[[ Data provided, beginning ]]
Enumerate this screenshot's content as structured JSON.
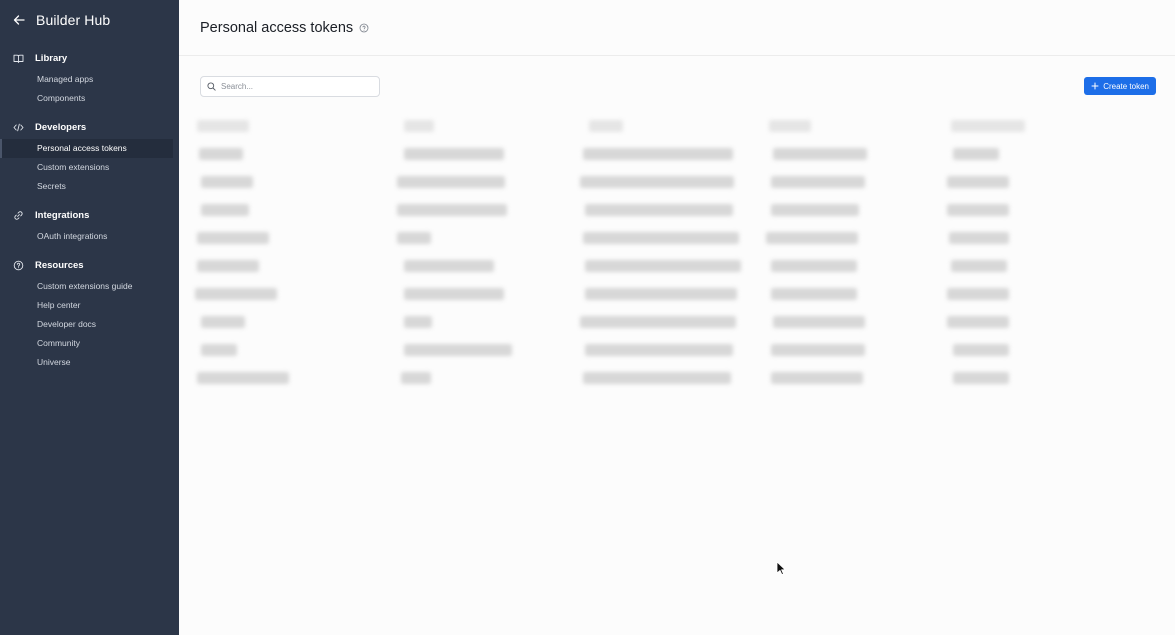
{
  "sidebar": {
    "app_title": "Builder Hub",
    "sections": [
      {
        "title": "Library",
        "icon": "book-icon",
        "items": [
          "Managed apps",
          "Components"
        ]
      },
      {
        "title": "Developers",
        "icon": "code-icon",
        "items": [
          "Personal access tokens",
          "Custom extensions",
          "Secrets"
        ],
        "active": "Personal access tokens"
      },
      {
        "title": "Integrations",
        "icon": "link-icon",
        "items": [
          "OAuth integrations"
        ]
      },
      {
        "title": "Resources",
        "icon": "question-circle-icon",
        "items": [
          "Custom extensions guide",
          "Help center",
          "Developer docs",
          "Community",
          "Universe"
        ]
      }
    ]
  },
  "header": {
    "title": "Personal access tokens"
  },
  "toolbar": {
    "search_placeholder": "Search...",
    "create_label": "Create token"
  },
  "colors": {
    "sidebar_bg": "#2c3648",
    "accent": "#1d6ee8"
  }
}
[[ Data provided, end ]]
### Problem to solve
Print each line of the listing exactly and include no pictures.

### Answer for this exercise
Enumerate this screenshot's content as structured JSON.
{
  "sidebar": {
    "app_title": "Builder Hub",
    "sections": [
      {
        "title": "Library",
        "icon": "book-icon",
        "items": [
          "Managed apps",
          "Components"
        ]
      },
      {
        "title": "Developers",
        "icon": "code-icon",
        "items": [
          "Personal access tokens",
          "Custom extensions",
          "Secrets"
        ],
        "active": "Personal access tokens"
      },
      {
        "title": "Integrations",
        "icon": "link-icon",
        "items": [
          "OAuth integrations"
        ]
      },
      {
        "title": "Resources",
        "icon": "question-circle-icon",
        "items": [
          "Custom extensions guide",
          "Help center",
          "Developer docs",
          "Community",
          "Universe"
        ]
      }
    ]
  },
  "header": {
    "title": "Personal access tokens"
  },
  "toolbar": {
    "search_placeholder": "Search...",
    "create_label": "Create token"
  },
  "colors": {
    "sidebar_bg": "#2c3648",
    "accent": "#1d6ee8"
  }
}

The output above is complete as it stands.